_How to complete this task_
Read through the material below and copy each line in which the word "data" occurs.

_Source material_
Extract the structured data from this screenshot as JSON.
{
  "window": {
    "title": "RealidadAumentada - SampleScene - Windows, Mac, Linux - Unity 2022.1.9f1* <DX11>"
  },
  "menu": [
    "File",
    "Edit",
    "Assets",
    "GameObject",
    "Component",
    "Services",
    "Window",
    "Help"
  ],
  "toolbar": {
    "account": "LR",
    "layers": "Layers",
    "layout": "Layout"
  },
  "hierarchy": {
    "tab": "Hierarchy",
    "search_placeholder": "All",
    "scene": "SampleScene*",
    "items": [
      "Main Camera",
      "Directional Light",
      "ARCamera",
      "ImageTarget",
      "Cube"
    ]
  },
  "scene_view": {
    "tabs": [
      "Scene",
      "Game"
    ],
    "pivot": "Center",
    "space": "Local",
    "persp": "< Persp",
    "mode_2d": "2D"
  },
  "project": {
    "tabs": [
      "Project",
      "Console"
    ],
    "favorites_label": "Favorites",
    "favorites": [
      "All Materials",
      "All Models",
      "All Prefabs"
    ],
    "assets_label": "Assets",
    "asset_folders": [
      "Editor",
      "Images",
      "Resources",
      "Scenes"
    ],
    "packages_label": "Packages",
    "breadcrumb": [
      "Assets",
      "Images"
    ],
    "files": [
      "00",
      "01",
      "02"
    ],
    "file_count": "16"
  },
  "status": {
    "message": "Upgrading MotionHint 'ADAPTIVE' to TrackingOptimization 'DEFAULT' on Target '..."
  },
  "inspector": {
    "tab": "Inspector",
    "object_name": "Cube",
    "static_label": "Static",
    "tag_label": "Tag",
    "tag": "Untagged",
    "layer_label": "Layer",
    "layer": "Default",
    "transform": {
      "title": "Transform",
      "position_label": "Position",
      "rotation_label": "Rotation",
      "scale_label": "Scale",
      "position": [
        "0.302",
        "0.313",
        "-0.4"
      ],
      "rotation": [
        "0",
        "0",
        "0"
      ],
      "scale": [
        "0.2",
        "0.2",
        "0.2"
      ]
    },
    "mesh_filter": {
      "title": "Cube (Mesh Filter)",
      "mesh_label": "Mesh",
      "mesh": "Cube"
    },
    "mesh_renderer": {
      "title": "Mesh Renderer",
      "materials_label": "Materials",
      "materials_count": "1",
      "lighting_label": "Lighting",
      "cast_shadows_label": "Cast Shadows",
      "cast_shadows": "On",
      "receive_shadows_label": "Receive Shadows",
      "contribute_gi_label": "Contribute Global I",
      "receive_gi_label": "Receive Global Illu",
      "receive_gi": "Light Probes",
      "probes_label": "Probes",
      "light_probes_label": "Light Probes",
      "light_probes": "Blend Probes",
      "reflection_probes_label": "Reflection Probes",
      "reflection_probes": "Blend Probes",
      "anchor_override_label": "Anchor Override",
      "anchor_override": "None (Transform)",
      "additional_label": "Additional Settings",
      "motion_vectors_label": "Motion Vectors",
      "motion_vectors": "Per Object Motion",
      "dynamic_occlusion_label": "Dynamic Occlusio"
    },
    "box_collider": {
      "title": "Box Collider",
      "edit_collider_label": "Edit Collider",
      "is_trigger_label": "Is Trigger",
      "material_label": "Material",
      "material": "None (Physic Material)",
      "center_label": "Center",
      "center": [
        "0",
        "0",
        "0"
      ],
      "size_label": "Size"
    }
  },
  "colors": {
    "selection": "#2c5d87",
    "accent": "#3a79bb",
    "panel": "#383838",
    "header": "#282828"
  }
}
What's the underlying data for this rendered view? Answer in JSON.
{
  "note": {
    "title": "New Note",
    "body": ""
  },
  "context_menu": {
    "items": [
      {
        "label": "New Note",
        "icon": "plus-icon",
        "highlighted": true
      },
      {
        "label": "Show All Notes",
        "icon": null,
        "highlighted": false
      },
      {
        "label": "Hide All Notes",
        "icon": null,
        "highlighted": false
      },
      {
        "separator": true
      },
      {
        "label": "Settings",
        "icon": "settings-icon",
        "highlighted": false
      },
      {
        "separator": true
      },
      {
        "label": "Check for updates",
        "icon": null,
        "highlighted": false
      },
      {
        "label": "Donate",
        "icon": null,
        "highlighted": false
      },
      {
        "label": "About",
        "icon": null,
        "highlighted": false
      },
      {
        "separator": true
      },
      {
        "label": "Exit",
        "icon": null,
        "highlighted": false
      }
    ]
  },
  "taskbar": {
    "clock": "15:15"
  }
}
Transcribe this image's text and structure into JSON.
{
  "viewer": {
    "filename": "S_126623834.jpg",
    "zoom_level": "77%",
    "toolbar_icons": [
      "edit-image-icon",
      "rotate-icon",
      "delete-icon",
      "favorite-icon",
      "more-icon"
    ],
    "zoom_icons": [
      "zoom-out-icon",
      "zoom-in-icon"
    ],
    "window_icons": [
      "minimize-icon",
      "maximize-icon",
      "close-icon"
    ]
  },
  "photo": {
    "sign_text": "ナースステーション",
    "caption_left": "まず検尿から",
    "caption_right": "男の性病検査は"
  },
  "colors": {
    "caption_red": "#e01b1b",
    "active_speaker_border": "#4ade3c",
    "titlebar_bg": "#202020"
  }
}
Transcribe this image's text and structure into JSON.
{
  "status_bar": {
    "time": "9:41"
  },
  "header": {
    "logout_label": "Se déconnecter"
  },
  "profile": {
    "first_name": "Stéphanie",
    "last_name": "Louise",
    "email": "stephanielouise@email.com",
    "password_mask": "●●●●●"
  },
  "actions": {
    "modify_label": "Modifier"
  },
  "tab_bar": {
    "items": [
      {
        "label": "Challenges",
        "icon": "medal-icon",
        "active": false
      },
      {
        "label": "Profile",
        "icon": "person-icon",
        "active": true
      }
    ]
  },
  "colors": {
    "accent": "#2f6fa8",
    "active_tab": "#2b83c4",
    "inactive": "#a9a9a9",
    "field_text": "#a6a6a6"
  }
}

_Answer to the exercise_
Extract the structured data from this screenshot as JSON.
What's the underlying data for this rendered view? Answer in JSON.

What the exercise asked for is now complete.